── Data for analysis

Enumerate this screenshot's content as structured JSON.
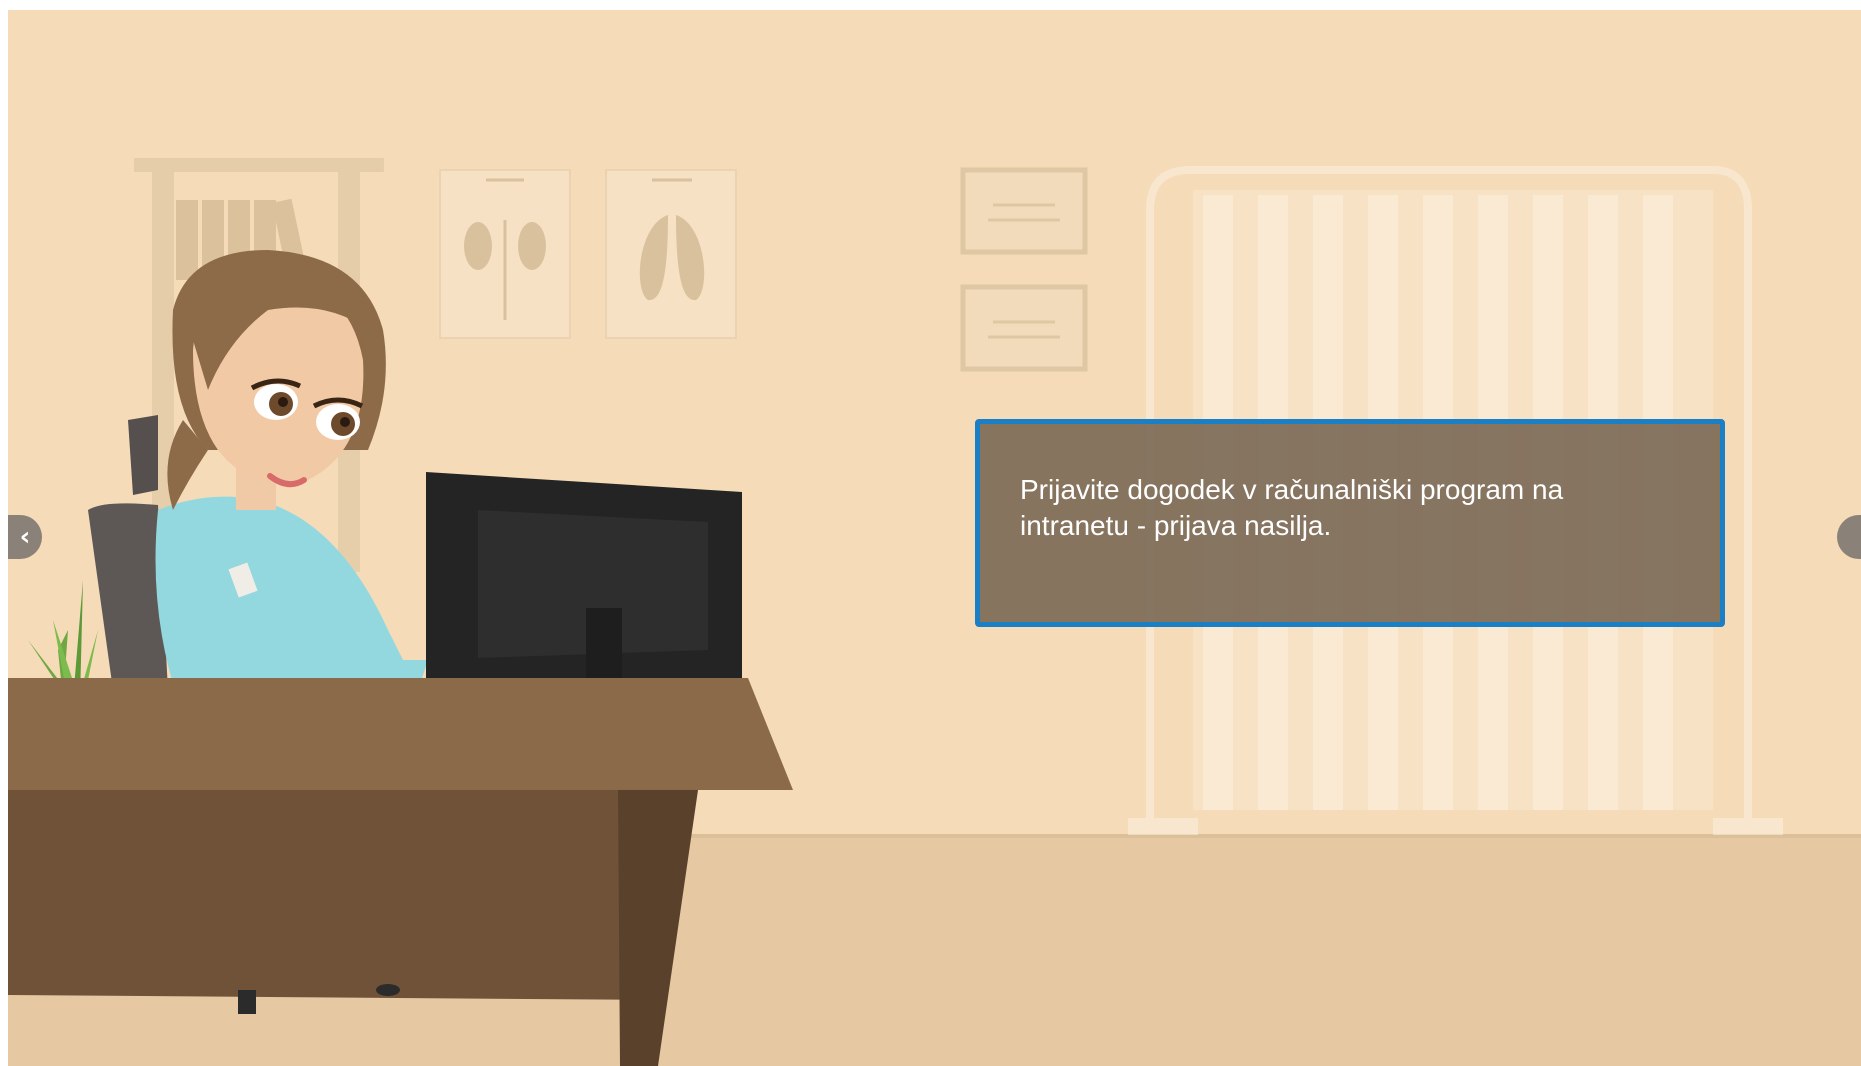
{
  "slide": {
    "message": "Prijavite dogodek v računalniški program na intranetu - prijava nasilja."
  },
  "navigation": {
    "prev_icon": "chevron-left-icon",
    "next_icon": "chevron-right-icon",
    "prev_glyph": "‹",
    "next_glyph": ""
  },
  "colors": {
    "wall": "#f5dbb8",
    "floor": "#e6c9a3",
    "desk": "#7a5a3e",
    "textbox_bg": "#7d6c58",
    "textbox_border": "#1b7fc5"
  }
}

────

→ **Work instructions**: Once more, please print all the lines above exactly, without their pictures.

→ **Solution for this problem**:
Enumerate this screenshot's content as structured JSON.
{
  "slide": {
    "message": "Prijavite dogodek v računalniški program na intranetu - prijava nasilja."
  },
  "navigation": {
    "prev_icon": "chevron-left-icon",
    "next_icon": "chevron-right-icon",
    "prev_glyph": "‹",
    "next_glyph": ""
  },
  "colors": {
    "wall": "#f5dbb8",
    "floor": "#e6c9a3",
    "desk": "#7a5a3e",
    "textbox_bg": "#7d6c58",
    "textbox_border": "#1b7fc5"
  }
}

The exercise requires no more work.